§ Exercise
Extract the text of every entry below exactly; leave images out.

** Opening Record excerpts block **

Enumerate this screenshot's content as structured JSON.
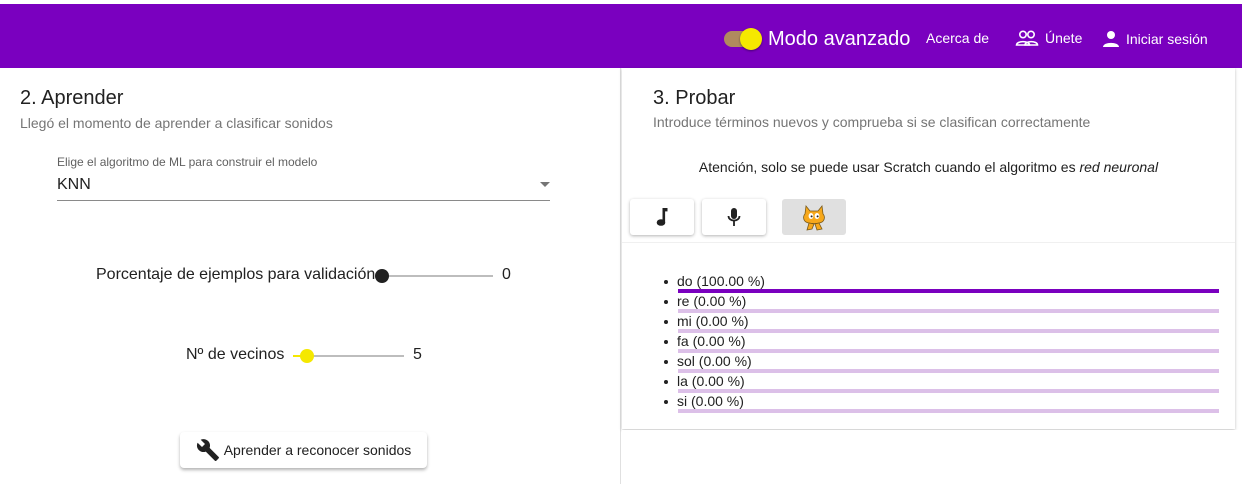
{
  "header": {
    "mode_label": "Modo avanzado",
    "nav": {
      "about": "Acerca de",
      "join": "Únete",
      "login": "Iniciar sesión"
    },
    "accent_color": "#7a00bf"
  },
  "learn": {
    "title": "2. Aprender",
    "subtitle": "Llegó el momento de aprender a clasificar sonidos",
    "algorithm": {
      "label": "Elige el algoritmo de ML para construir el modelo",
      "value": "KNN"
    },
    "validation": {
      "label": "Porcentaje de ejemplos para validación",
      "value": "0"
    },
    "neighbors": {
      "label": "Nº de vecinos",
      "value": "5"
    },
    "train_button": "Aprender a reconocer sonidos"
  },
  "test": {
    "title": "3. Probar",
    "subtitle": "Introduce términos nuevos y comprueba si se clasifican correctamente",
    "notice_prefix": "Atención, solo se puede usar Scratch cuando el algoritmo es ",
    "notice_emphasis": "red neuronal",
    "tabs": [
      "music-note-icon",
      "microphone-icon",
      "scratch-cat-icon"
    ],
    "results": [
      {
        "label": "do (100.00 %)",
        "value": 100
      },
      {
        "label": "re (0.00 %)",
        "value": 0
      },
      {
        "label": "mi (0.00 %)",
        "value": 0
      },
      {
        "label": "fa (0.00 %)",
        "value": 0
      },
      {
        "label": "sol (0.00 %)",
        "value": 0
      },
      {
        "label": "la (0.00 %)",
        "value": 0
      },
      {
        "label": "si (0.00 %)",
        "value": 0
      }
    ]
  }
}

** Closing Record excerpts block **

§ Solved problem
Enumerate this screenshot's content as structured JSON.
{
  "header": {
    "mode_label": "Modo avanzado",
    "nav": {
      "about": "Acerca de",
      "join": "Únete",
      "login": "Iniciar sesión"
    },
    "accent_color": "#7a00bf"
  },
  "learn": {
    "title": "2. Aprender",
    "subtitle": "Llegó el momento de aprender a clasificar sonidos",
    "algorithm": {
      "label": "Elige el algoritmo de ML para construir el modelo",
      "value": "KNN"
    },
    "validation": {
      "label": "Porcentaje de ejemplos para validación",
      "value": "0"
    },
    "neighbors": {
      "label": "Nº de vecinos",
      "value": "5"
    },
    "train_button": "Aprender a reconocer sonidos"
  },
  "test": {
    "title": "3. Probar",
    "subtitle": "Introduce términos nuevos y comprueba si se clasifican correctamente",
    "notice_prefix": "Atención, solo se puede usar Scratch cuando el algoritmo es ",
    "notice_emphasis": "red neuronal",
    "tabs": [
      "music-note-icon",
      "microphone-icon",
      "scratch-cat-icon"
    ],
    "results": [
      {
        "label": "do (100.00 %)",
        "value": 100
      },
      {
        "label": "re (0.00 %)",
        "value": 0
      },
      {
        "label": "mi (0.00 %)",
        "value": 0
      },
      {
        "label": "fa (0.00 %)",
        "value": 0
      },
      {
        "label": "sol (0.00 %)",
        "value": 0
      },
      {
        "label": "la (0.00 %)",
        "value": 0
      },
      {
        "label": "si (0.00 %)",
        "value": 0
      }
    ]
  }
}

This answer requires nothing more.